Incredible talk on lung cancer today by Dr. Joan Schiller, Chief of the Division of Hematology-Oncology at UT Southwestern Medical Center and Deputy Director of Simmons Cancer Center. She is founder and president of Free to Breathe, a partnership for lung cancer survival.
Dr. Schiller presented five important facts for every internist, including:
- The changing face of lung cancer – about 15% of all lung cancers are in never smokers, and new risk factors, such as genetic factors or radon exposure, are being identified. The rate of NSCLC in never smokers appears to be on the rise.
- Screening for lung cancer – the National Lung Cancer Screening Trial compared CXR and low-dose CT in patients considered to be at risk for lung cancer (age 55-74, 30 pack-year smoking history, etc.). The study found that low-dose CT scanning was associated with a 20% relative risk reduction in lung cancer mortality and a 6.7% reduction in all cause mortality. The findings of this study led to the USPSTF guidelines for lung cancer screening (which has since been approved for reimbursement by Medicare).
- People are living longer and better lives, with less side effects due to current treatments for NSCLC – Through advances such as VATS, stereotactic radiation therapy, and more effective chemotherapy regimens. Current chemotherapy regimens include platinum a combined with paclitaxel, docetaxel, gemcitabine, vinorelbine, and pemetrexed.
- Targeted therapy – systemic therapy with biologic or non-cytotoxic agents aimed at specific mutations, such as K-ras, EGFR, ALK, and HER-2. Novel agents, like erlotinib, afatinib, crizotinib, etc. are revolutionizing the care of these patients. Additionally, UTSW cancer researchers have identified irreversible inhibitors of the KRAS gene mutation.
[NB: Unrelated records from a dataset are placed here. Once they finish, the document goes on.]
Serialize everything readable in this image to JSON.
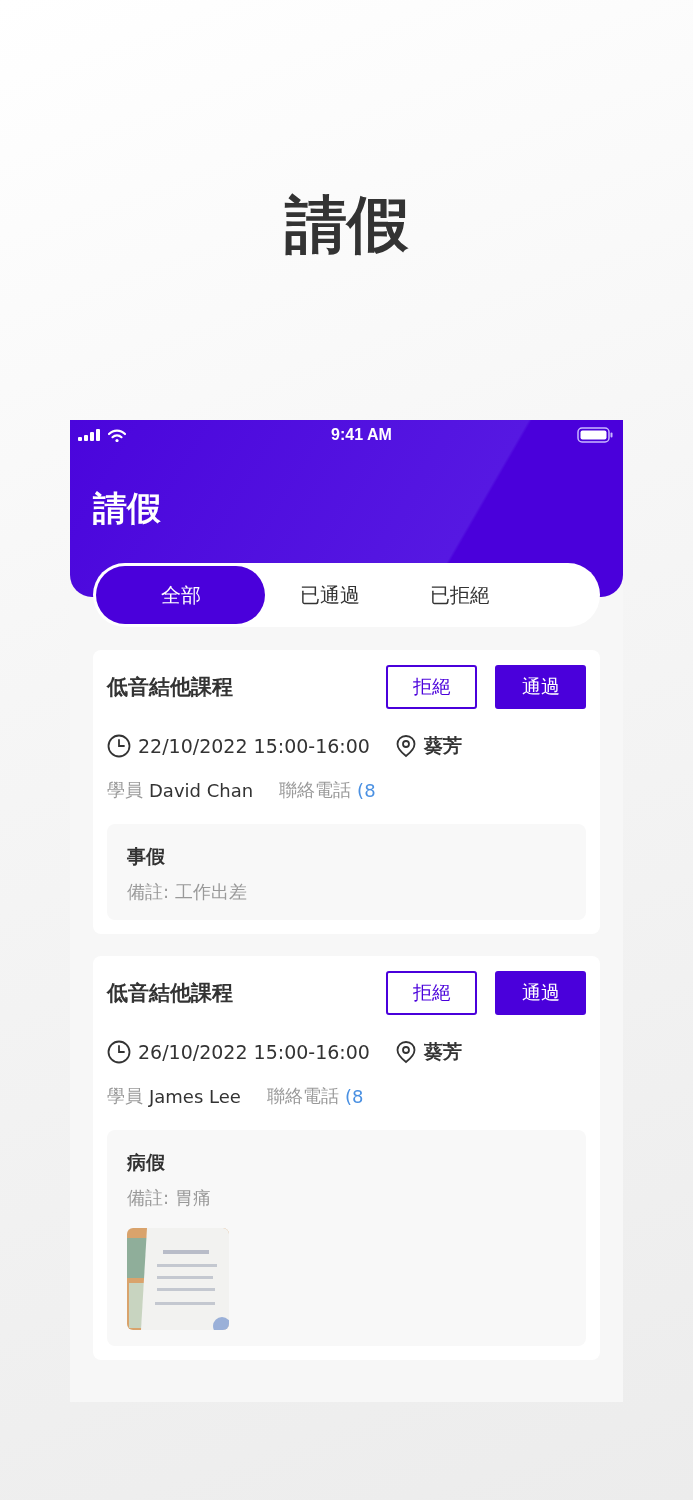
{
  "title": "請假",
  "phone": {
    "status_bar": {
      "time": "9:41 AM"
    },
    "header_title": "請假",
    "tabs": [
      {
        "label": "全部",
        "selected": true
      },
      {
        "label": "已通過",
        "selected": false
      },
      {
        "label": "已拒絕",
        "selected": false
      }
    ],
    "requests": [
      {
        "course": "低音結他課程",
        "reject_label": "拒絕",
        "approve_label": "通過",
        "datetime": "22/10/2022 15:00-16:00",
        "location": "葵芳",
        "student_label": "學員",
        "student_name": "David Chan",
        "contact_label": "聯絡電話",
        "contact_value": "(8",
        "leave_type": "事假",
        "remark": "備註: 工作出差"
      },
      {
        "course": "低音結他課程",
        "reject_label": "拒絕",
        "approve_label": "通過",
        "datetime": "26/10/2022 15:00-16:00",
        "location": "葵芳",
        "student_label": "學員",
        "student_name": "James Lee",
        "contact_label": "聯絡電話",
        "contact_value": "(8",
        "leave_type": "病假",
        "remark": "備註: 胃痛"
      }
    ]
  }
}
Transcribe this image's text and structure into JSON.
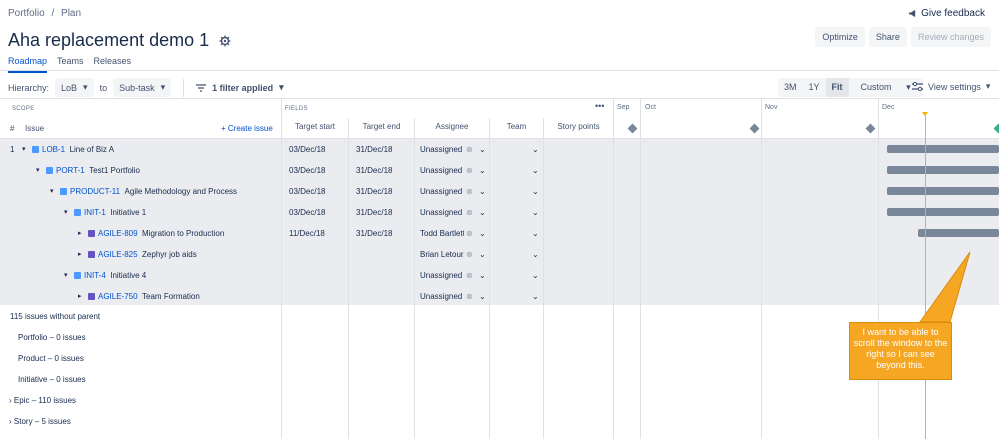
{
  "breadcrumb": [
    "Portfolio",
    "/",
    "Plan"
  ],
  "feedback_label": "Give feedback",
  "page_title": "Aha replacement demo 1",
  "top_buttons": {
    "optimize": "Optimize",
    "share": "Share",
    "review": "Review changes"
  },
  "tabs": [
    "Roadmap",
    "Teams",
    "Releases"
  ],
  "toolbar": {
    "hierarchy_label": "Hierarchy:",
    "from": "LoB",
    "to_label": "to",
    "to": "Sub-task",
    "filter": "1 filter applied"
  },
  "zoom": [
    "3M",
    "1Y",
    "Fit",
    "Custom"
  ],
  "view_settings": "View settings",
  "headers": {
    "scope": "SCOPE",
    "fields": "FIELDS",
    "num": "#",
    "issue": "Issue",
    "create_issue": "+ Create issue",
    "target_start": "Target start",
    "target_end": "Target end",
    "assignee": "Assignee",
    "team": "Team",
    "story_points": "Story points",
    "more": "•••"
  },
  "months": [
    "Sep",
    "Oct",
    "Nov",
    "Dec"
  ],
  "rows": [
    {
      "num": "1",
      "key": "LOB-1",
      "name": "Line of Biz A",
      "start": "03/Dec/18",
      "end": "31/Dec/18",
      "assignee": "Unassigned"
    },
    {
      "num": "",
      "key": "PORT-1",
      "name": "Test1 Portfolio",
      "start": "03/Dec/18",
      "end": "31/Dec/18",
      "assignee": "Unassigned"
    },
    {
      "num": "",
      "key": "PRODUCT-11",
      "name": "Agile Methodology and Process",
      "start": "03/Dec/18",
      "end": "31/Dec/18",
      "assignee": "Unassigned"
    },
    {
      "num": "",
      "key": "INIT-1",
      "name": "Initiative 1",
      "start": "03/Dec/18",
      "end": "31/Dec/18",
      "assignee": "Unassigned"
    },
    {
      "num": "",
      "key": "AGILE-809",
      "name": "Migration to Production",
      "start": "11/Dec/18",
      "end": "31/Dec/18",
      "assignee": "Todd Bartlett"
    },
    {
      "num": "",
      "key": "AGILE-825",
      "name": "Zephyr job aids",
      "start": "",
      "end": "",
      "assignee": "Brian Letour..."
    },
    {
      "num": "",
      "key": "INIT-4",
      "name": "Initiative 4",
      "start": "",
      "end": "",
      "assignee": "Unassigned"
    },
    {
      "num": "",
      "key": "AGILE-750",
      "name": "Team Formation",
      "start": "",
      "end": "",
      "assignee": "Unassigned"
    }
  ],
  "groups": {
    "without_parent": "115 issues without parent",
    "portfolio": "Portfolio – 0 issues",
    "product": "Product – 0 issues",
    "initiative": "Initiative – 0 issues",
    "epic": "Epic – 110 issues",
    "story": "Story – 5 issues"
  },
  "callout": "I want to be able to scroll the window to the right so I can see beyond this.",
  "colors": {
    "accent": "#0052cc",
    "callout": "#f5a623",
    "today": "#ffab00",
    "bar": "#7a869a"
  }
}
- The important of understanding biology to identify new treatments….activating the immune system – phase 2 clinical trials are underway to test immune checkpoint inhibitors. Dr. Philip Thorpe here at UTSW developed a first-in-class phoshatidylserine-targeting monoclonal antibody, Bavituximab. This drug is currently in phase 3 clinical trials as a second line therapy in NSCLC.
To learn more about this exciting topic and the new advances in the field, check out the following article by Dr. David Johnson and Dr. Schiller!